Page and application data records
######
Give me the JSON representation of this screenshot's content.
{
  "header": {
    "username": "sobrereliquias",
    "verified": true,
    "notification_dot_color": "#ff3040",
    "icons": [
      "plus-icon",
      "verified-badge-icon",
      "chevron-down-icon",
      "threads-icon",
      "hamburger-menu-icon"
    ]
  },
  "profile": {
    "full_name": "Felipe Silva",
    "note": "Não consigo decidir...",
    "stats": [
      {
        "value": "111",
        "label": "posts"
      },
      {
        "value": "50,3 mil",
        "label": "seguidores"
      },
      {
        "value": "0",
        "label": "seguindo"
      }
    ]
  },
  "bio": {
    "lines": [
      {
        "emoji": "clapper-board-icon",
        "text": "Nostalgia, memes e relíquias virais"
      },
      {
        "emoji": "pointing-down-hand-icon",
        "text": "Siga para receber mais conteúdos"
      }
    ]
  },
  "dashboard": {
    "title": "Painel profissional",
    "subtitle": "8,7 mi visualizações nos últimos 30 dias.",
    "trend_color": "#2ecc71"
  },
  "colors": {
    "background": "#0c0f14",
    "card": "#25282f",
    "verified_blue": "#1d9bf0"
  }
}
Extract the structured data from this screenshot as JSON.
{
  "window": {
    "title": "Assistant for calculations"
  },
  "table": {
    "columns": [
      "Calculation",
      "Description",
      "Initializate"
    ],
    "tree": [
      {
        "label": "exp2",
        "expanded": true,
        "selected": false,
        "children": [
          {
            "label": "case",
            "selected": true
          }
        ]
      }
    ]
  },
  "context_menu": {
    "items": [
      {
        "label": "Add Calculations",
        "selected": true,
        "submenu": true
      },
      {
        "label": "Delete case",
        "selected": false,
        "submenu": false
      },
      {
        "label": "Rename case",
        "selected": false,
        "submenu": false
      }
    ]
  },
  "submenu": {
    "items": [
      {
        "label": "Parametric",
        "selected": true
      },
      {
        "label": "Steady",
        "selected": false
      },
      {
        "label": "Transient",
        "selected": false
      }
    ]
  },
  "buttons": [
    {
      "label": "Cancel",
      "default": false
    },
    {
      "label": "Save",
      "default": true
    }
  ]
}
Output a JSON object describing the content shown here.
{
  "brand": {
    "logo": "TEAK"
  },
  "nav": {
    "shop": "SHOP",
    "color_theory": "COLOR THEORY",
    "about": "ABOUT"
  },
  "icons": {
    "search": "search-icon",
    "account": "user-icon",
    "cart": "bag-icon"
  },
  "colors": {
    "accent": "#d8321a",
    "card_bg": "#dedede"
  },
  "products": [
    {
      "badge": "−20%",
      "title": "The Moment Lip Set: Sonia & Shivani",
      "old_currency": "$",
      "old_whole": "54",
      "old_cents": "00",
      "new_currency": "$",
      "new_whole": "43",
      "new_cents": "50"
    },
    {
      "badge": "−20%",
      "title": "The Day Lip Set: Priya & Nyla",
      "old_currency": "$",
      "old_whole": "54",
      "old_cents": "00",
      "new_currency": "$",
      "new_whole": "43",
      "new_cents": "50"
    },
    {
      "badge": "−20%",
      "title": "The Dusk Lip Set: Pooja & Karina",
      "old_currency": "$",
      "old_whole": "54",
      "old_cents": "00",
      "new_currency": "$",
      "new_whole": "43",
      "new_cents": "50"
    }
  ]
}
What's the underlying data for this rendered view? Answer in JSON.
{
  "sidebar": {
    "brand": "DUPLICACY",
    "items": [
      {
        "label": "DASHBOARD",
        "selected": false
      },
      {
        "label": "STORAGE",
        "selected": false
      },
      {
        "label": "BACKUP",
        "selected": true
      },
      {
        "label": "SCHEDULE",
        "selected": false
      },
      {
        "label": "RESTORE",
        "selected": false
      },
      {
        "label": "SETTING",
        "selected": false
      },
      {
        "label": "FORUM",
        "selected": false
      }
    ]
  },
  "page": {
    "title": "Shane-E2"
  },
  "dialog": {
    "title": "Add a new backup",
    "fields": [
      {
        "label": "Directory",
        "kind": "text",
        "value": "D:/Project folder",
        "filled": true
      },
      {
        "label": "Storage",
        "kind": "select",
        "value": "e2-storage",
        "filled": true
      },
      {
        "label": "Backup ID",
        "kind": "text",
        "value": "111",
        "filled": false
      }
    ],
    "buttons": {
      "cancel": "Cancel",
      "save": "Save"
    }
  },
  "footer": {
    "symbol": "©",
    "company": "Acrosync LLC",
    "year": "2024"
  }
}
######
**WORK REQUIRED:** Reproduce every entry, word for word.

**RESPONSE TO THIS EXERCISE:**
Give me the JSON representation of this screenshot's content.
{
  "header": {
    "username": "sobrereliquias",
    "verified": true,
    "notification_dot_color": "#ff3040",
    "icons": [
      "plus-icon",
      "verified-badge-icon",
      "chevron-down-icon",
      "threads-icon",
      "hamburger-menu-icon"
    ]
  },
  "profile": {
    "full_name": "Felipe Silva",
    "note": "Não consigo decidir...",
    "stats": [
      {
        "value": "111",
        "label": "posts"
      },
      {
        "value": "50,3 mil",
        "label": "seguidores"
      },
      {
        "value": "0",
        "label": "seguindo"
      }
    ]
  },
  "bio": {
    "lines": [
      {
        "emoji": "clapper-board-icon",
        "text": "Nostalgia, memes e relíquias virais"
      },
      {
        "emoji": "pointing-down-hand-icon",
        "text": "Siga para receber mais conteúdos"
      }
    ]
  },
  "dashboard": {
    "title": "Painel profissional",
    "subtitle": "8,7 mi visualizações nos últimos 30 dias.",
    "trend_color": "#2ecc71"
  },
  "colors": {
    "background": "#0c0f14",
    "card": "#25282f",
    "verified_blue": "#1d9bf0"
  }
}
Extract the structured data from this screenshot as JSON.
{
  "window": {
    "title": "Assistant for calculations"
  },
  "table": {
    "columns": [
      "Calculation",
      "Description",
      "Initializate"
    ],
    "tree": [
      {
        "label": "exp2",
        "expanded": true,
        "selected": false,
        "children": [
          {
            "label": "case",
            "selected": true
          }
        ]
      }
    ]
  },
  "context_menu": {
    "items": [
      {
        "label": "Add Calculations",
        "selected": true,
        "submenu": true
      },
      {
        "label": "Delete case",
        "selected": false,
        "submenu": false
      },
      {
        "label": "Rename case",
        "selected": false,
        "submenu": false
      }
    ]
  },
  "submenu": {
    "items": [
      {
        "label": "Parametric",
        "selected": true
      },
      {
        "label": "Steady",
        "selected": false
      },
      {
        "label": "Transient",
        "selected": false
      }
    ]
  },
  "buttons": [
    {
      "label": "Cancel",
      "default": false
    },
    {
      "label": "Save",
      "default": true
    }
  ]
}
Output a JSON object describing the content shown here.
{
  "brand": {
    "logo": "TEAK"
  },
  "nav": {
    "shop": "SHOP",
    "color_theory": "COLOR THEORY",
    "about": "ABOUT"
  },
  "icons": {
    "search": "search-icon",
    "account": "user-icon",
    "cart": "bag-icon"
  },
  "colors": {
    "accent": "#d8321a",
    "card_bg": "#dedede"
  },
  "products": [
    {
      "badge": "−20%",
      "title": "The Moment Lip Set: Sonia & Shivani",
      "old_currency": "$",
      "old_whole": "54",
      "old_cents": "00",
      "new_currency": "$",
      "new_whole": "43",
      "new_cents": "50"
    },
    {
      "badge": "−20%",
      "title": "The Day Lip Set: Priya & Nyla",
      "old_currency": "$",
      "old_whole": "54",
      "old_cents": "00",
      "new_currency": "$",
      "new_whole": "43",
      "new_cents": "50"
    },
    {
      "badge": "−20%",
      "title": "The Dusk Lip Set: Pooja & Karina",
      "old_currency": "$",
      "old_whole": "54",
      "old_cents": "00",
      "new_currency": "$",
      "new_whole": "43",
      "new_cents": "50"
    }
  ]
}
What's the underlying data for this rendered view? Answer in JSON.
{
  "sidebar": {
    "brand": "DUPLICACY",
    "items": [
      {
        "label": "DASHBOARD",
        "selected": false
      },
      {
        "label": "STORAGE",
        "selected": false
      },
      {
        "label": "BACKUP",
        "selected": true
      },
      {
        "label": "SCHEDULE",
        "selected": false
      },
      {
        "label": "RESTORE",
        "selected": false
      },
      {
        "label": "SETTING",
        "selected": false
      },
      {
        "label": "FORUM",
        "selected": false
      }
    ]
  },
  "page": {
    "title": "Shane-E2"
  },
  "dialog": {
    "title": "Add a new backup",
    "fields": [
      {
        "label": "Directory",
        "kind": "text",
        "value": "D:/Project folder",
        "filled": true
      },
      {
        "label": "Storage",
        "kind": "select",
        "value": "e2-storage",
        "filled": true
      },
      {
        "label": "Backup ID",
        "kind": "text",
        "value": "111",
        "filled": false
      }
    ],
    "buttons": {
      "cancel": "Cancel",
      "save": "Save"
    }
  },
  "footer": {
    "symbol": "©",
    "company": "Acrosync LLC",
    "year": "2024"
  }
}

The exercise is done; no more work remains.